    wow, thanks for the thoughtful article. it would be nice to see this subject get serious treatment like this from the mainstream media establishment. perhaps even *gasp* an actual investigation into a case by a professional journalist. the Centreville sighting might be a place to start. any takers?

  • David

    First multiple sightings in China and now multiple ones in the US - New York, El Paso, Richmond and this in Centreville. Looks like the aliens are targeting the two largest economies. Maybe they think it is time for the truth to come out. It is the US military/intelligence community that does not want the truth about advanced aliens visiting from outer space to be revealed, since that would undermine US military and economic dominance of the world. This elaborate coverup has been going on for almost 60 years. See for more info

  • Frank

    DC '52 was an incredible case. It is also the only UFO case that led directly to a definitively documented White House meeting, clearly substantiated on President Harry S. Truman's calendar and available in his presidential library's online archives to this day.

  • Richard

    Not mentioned in the article was the fact that when the jets appeared on the radar in 52, the 'temperature inversions' disappeared from the radar. When the jets turned back, as soon as they disappeared from the radar, the 'temperature inversions' reappeared on the screen to continue their agenda. Further not mentioned was how during one of the attempted intercepts, one of the F-94s was surrounded by the 'temperature inversions' for a short period before they streaked off into the night, leaving the pilot quite rattled. The conclusion we are left to draw from this: 'temperature inversions' are obviously a direct threat to national security. Too bad the air force official who conducted the press conference concerning these incidents back then didn't just state that.
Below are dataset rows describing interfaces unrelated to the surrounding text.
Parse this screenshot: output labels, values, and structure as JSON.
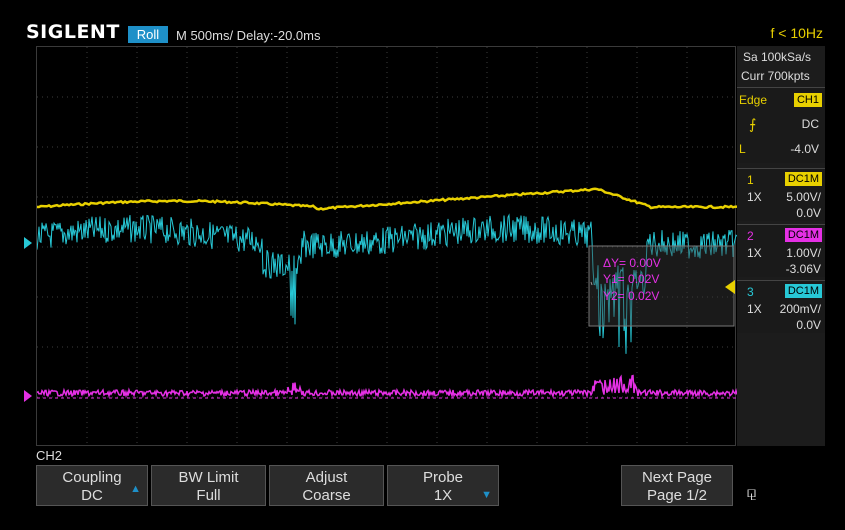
{
  "header": {
    "logo": "SIGLENT",
    "mode": "Roll",
    "timebase": "M 500ms/  Delay:-20.0ms",
    "frequency": "f < 10Hz"
  },
  "acquisition": {
    "sample_rate": "Sa 100kSa/s",
    "memory": "Curr 700kpts"
  },
  "trigger": {
    "type": "Edge",
    "source": "CH1",
    "coupling": "DC",
    "slope_icon": "rising-edge-icon",
    "level_label": "L",
    "level": "-4.0V"
  },
  "channels": [
    {
      "num": "1",
      "coupling": "DC1M",
      "probe": "1X",
      "scale": "5.00V/",
      "offset": "0.0V",
      "color": "#e8d000"
    },
    {
      "num": "2",
      "coupling": "DC1M",
      "probe": "1X",
      "scale": "1.00V/",
      "offset": "-3.06V",
      "color": "#e530e5"
    },
    {
      "num": "3",
      "coupling": "DC1M",
      "probe": "1X",
      "scale": "200mV/",
      "offset": "0.0V",
      "color": "#27c8d6"
    }
  ],
  "measure": {
    "dy": "ΔY= 0.00V",
    "y1": "Y1= 0.02V",
    "y2": "Y2= 0.02V"
  },
  "menu": {
    "channel": "CH2",
    "coupling_label": "Coupling",
    "coupling_value": "DC",
    "bw_label": "BW Limit",
    "bw_value": "Full",
    "adjust_label": "Adjust",
    "adjust_value": "Coarse",
    "probe_label": "Probe",
    "probe_value": "1X",
    "next_label": "Next Page",
    "next_value": "Page 1/2"
  },
  "colors": {
    "ch1": "#e8d000",
    "ch2": "#e530e5",
    "ch3": "#27c8d6",
    "accent": "#1e90c8"
  }
}
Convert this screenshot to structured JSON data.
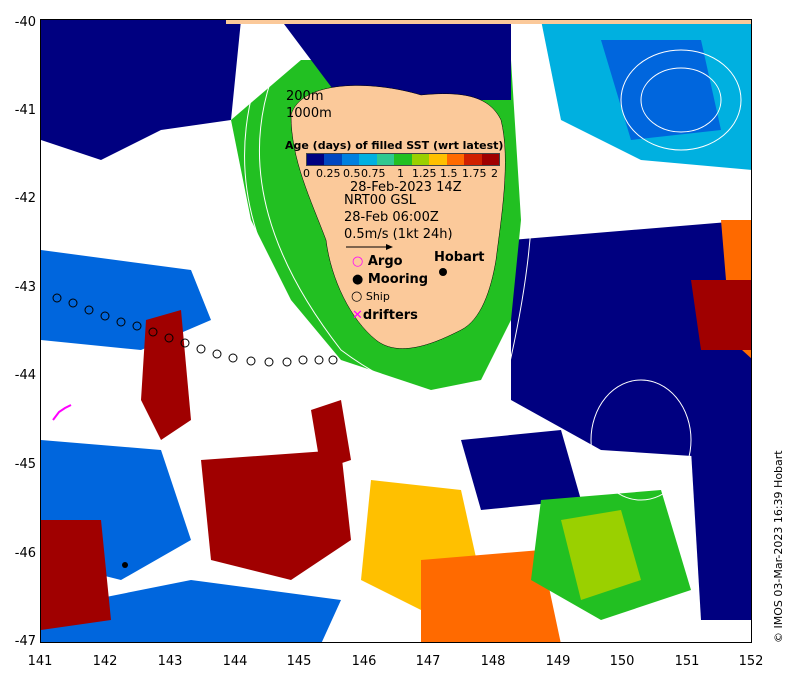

Instead, the officer did what the military always does in these instances- he said nothing in fifty thousand words or less.

  • Bruce Maccabee

    Want more info on the 1952 DC sightings and the huge "flap" of sightings in the summer of 1952? See
    or go to the above website and scoll down to "The Legacy of 1952"

  • katwoman

    How the heck does a temperature inversion cause a blue light? The science doesn't make sense to me. White from reflections off of ice maybe, and maybe even red from the slower wavelength, but bright blue?